** Provided information follows **

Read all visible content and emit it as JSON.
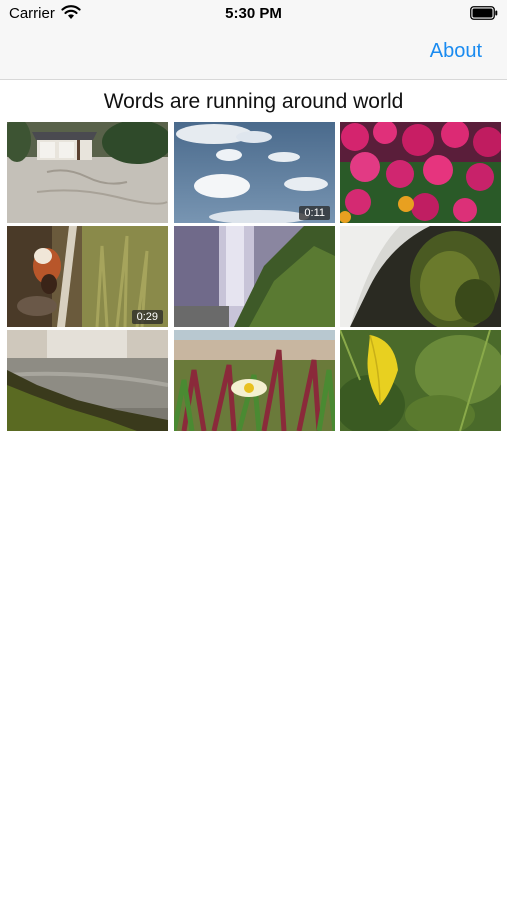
{
  "status_bar": {
    "carrier": "Carrier",
    "time": "5:30 PM"
  },
  "nav": {
    "about_label": "About"
  },
  "page": {
    "title": "Words are running around world"
  },
  "grid": {
    "items": [
      {
        "subject": "japanese garden house",
        "duration": ""
      },
      {
        "subject": "clouds in blue sky",
        "duration": "0:11"
      },
      {
        "subject": "pink flowers",
        "duration": ""
      },
      {
        "subject": "red panda on log",
        "duration": "0:29"
      },
      {
        "subject": "waterfall and green cliff",
        "duration": ""
      },
      {
        "subject": "waterfall on mossy rock",
        "duration": ""
      },
      {
        "subject": "river rapids over rocks",
        "duration": ""
      },
      {
        "subject": "ice plant flower",
        "duration": ""
      },
      {
        "subject": "yellow leaf in greenery",
        "duration": ""
      }
    ]
  },
  "colors": {
    "accent": "#1a8bf0",
    "bar_background": "#f7f7f7"
  }
}
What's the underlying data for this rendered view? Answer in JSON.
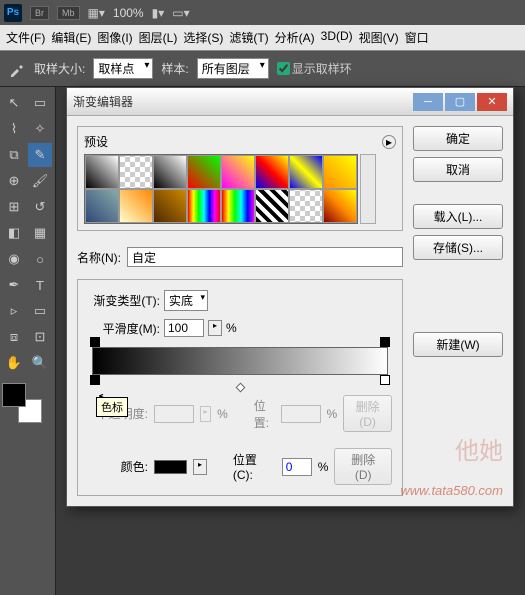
{
  "header": {
    "ps": "Ps",
    "br": "Br",
    "mb": "Mb",
    "zoom": "100%"
  },
  "menubar": [
    "文件(F)",
    "编辑(E)",
    "图像(I)",
    "图层(L)",
    "选择(S)",
    "滤镜(T)",
    "分析(A)",
    "3D(D)",
    "视图(V)",
    "窗口"
  ],
  "optbar": {
    "size_label": "取样大小:",
    "size_value": "取样点",
    "sample_label": "样本:",
    "sample_value": "所有图层",
    "ring_label": "显示取样环"
  },
  "dialog": {
    "title": "渐变编辑器",
    "presets_label": "预设",
    "buttons": {
      "ok": "确定",
      "cancel": "取消",
      "load": "载入(L)...",
      "save": "存储(S)...",
      "new": "新建(W)"
    },
    "name_label": "名称(N):",
    "name_value": "自定",
    "grad_type_label": "渐变类型(T):",
    "grad_type_value": "实底",
    "smooth_label": "平滑度(M):",
    "smooth_value": "100",
    "percent": "%",
    "tooltip": "色标",
    "opacity_label": "不透明度:",
    "position_label": "位置:",
    "delete1": "删除(D)",
    "color_label": "颜色:",
    "position_c_label": "位置(C):",
    "position_c_value": "0",
    "delete2": "删除(D)"
  },
  "watermark": "www.tata580.com"
}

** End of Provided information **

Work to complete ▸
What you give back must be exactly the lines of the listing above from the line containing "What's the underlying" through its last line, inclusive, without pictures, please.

Expected output ▸
What's the underlying data for this rendered view? Answer in JSON.
{
  "header": {
    "ps": "Ps",
    "br": "Br",
    "mb": "Mb",
    "zoom": "100%"
  },
  "menubar": [
    "文件(F)",
    "编辑(E)",
    "图像(I)",
    "图层(L)",
    "选择(S)",
    "滤镜(T)",
    "分析(A)",
    "3D(D)",
    "视图(V)",
    "窗口"
  ],
  "optbar": {
    "size_label": "取样大小:",
    "size_value": "取样点",
    "sample_label": "样本:",
    "sample_value": "所有图层",
    "ring_label": "显示取样环"
  },
  "dialog": {
    "title": "渐变编辑器",
    "presets_label": "预设",
    "buttons": {
      "ok": "确定",
      "cancel": "取消",
      "load": "载入(L)...",
      "save": "存储(S)...",
      "new": "新建(W)"
    },
    "name_label": "名称(N):",
    "name_value": "自定",
    "grad_type_label": "渐变类型(T):",
    "grad_type_value": "实底",
    "smooth_label": "平滑度(M):",
    "smooth_value": "100",
    "percent": "%",
    "tooltip": "色标",
    "opacity_label": "不透明度:",
    "position_label": "位置:",
    "delete1": "删除(D)",
    "color_label": "颜色:",
    "position_c_label": "位置(C):",
    "position_c_value": "0",
    "delete2": "删除(D)"
  },
  "watermark": "www.tata580.com"
}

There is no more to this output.